Lightly beat the soy yogurt with the almond extract (if using) and quickly mix into the flour mixture. Keep mixing while dribbling in the water, only adding enough to form a cohesive and slightly sticky dough.

Form the dough into a disc, wrap in cling and refrigerate for at least 30 minutes.

    Frangipane

Prep time: 10-15 minutes
Equipment needed: bowls, hand mixer, rubber spatula

125g (4.5oz) Earth Balance, softened
125g (4.5oz) powdered sugar
9 tbsp. firm silken tofu, blended with 2 tbsp. soy milk.
2.5ml (½ tsp) almond extract
125g (4.5oz) ground almonds
30g (1oz) all purpose flour

Cream EB and sugar together for about a minute or until the mixture is primrose in colour and very fluffy. Scrape down the side of the bowl and add the tofu in three batches, beating well after each addition. After all three are in, pour in the almond extract and mix for about another 30 seconds and scrape down the sides again. With the beaters on, spoon in the ground nuts and the flour. Mix well. The mixture will be soft and easily spreadable.

To make the tart:

Preheat oven to 400. Roll out the crust to fit a 9 inch tart pan. Press it in, and trim edges as needed. Place prepared crust in freezer for 15 minutes. While crust is chilling, prepare frangipane. After 15 minutes, remove crust from freezer and spread a layer of jam in the bottom of the crust to coat the bottom. Cover with frangipane and spread to coat. Bake for 30 minutes, sprinkling on sliced almonds 5 minutes before finished baking. Let cool completely before slicing.

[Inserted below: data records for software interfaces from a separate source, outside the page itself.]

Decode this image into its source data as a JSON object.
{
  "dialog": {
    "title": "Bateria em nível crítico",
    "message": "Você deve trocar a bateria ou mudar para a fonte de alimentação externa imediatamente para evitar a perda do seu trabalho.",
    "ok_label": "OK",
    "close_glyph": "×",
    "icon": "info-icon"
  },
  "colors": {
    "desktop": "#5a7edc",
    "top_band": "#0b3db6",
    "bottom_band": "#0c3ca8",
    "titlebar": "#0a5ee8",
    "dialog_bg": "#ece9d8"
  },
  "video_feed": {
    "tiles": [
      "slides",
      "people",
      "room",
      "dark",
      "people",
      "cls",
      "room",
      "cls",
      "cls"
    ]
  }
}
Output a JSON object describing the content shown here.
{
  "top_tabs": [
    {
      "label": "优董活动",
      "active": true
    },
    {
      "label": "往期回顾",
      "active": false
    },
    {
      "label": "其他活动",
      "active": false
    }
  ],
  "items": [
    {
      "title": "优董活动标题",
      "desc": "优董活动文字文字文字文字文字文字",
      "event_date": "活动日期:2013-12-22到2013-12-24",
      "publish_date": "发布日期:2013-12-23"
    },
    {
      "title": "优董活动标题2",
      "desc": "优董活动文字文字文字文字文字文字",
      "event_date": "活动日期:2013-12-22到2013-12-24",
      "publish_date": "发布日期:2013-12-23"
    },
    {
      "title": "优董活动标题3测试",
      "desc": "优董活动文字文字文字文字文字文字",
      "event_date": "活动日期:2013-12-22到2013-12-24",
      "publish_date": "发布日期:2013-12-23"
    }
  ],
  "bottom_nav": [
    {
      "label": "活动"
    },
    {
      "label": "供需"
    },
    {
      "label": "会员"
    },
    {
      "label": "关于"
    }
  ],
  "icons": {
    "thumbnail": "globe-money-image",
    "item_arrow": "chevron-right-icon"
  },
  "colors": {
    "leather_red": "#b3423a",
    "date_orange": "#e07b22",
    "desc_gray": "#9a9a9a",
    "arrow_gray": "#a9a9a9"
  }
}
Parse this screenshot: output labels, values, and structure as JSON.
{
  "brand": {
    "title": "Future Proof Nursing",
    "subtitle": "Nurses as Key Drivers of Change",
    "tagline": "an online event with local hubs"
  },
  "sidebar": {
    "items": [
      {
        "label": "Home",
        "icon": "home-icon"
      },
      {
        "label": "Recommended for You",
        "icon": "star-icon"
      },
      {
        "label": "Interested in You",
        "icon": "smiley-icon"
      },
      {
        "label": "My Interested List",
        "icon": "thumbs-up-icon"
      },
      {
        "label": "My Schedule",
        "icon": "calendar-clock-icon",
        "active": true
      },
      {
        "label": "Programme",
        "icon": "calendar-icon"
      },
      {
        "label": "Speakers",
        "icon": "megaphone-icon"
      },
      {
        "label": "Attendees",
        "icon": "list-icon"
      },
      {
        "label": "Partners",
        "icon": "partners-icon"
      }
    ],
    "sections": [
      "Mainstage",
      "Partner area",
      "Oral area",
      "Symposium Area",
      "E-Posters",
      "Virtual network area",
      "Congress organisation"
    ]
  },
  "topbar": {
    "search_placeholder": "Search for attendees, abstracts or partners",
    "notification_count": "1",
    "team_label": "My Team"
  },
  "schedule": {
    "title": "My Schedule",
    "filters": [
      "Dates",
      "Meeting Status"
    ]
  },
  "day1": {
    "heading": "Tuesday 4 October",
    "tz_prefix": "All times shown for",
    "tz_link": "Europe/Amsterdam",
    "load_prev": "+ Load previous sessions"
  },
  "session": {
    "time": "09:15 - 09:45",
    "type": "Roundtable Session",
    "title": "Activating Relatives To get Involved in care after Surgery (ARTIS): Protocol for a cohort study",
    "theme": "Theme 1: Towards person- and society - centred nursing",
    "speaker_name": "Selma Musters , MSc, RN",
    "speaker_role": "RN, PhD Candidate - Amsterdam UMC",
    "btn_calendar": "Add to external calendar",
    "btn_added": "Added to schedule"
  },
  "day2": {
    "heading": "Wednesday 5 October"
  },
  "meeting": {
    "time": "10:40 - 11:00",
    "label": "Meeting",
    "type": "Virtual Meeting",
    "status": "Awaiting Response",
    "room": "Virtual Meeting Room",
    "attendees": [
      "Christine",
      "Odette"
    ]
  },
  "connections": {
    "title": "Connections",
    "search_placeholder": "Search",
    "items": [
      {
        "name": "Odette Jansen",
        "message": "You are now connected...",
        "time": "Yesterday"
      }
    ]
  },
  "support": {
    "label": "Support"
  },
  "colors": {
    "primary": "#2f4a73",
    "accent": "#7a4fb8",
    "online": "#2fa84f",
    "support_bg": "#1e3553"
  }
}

Be sure to stop by on Monday to see my Foodie Fights entry and to vote on who you think did best with their ingredients!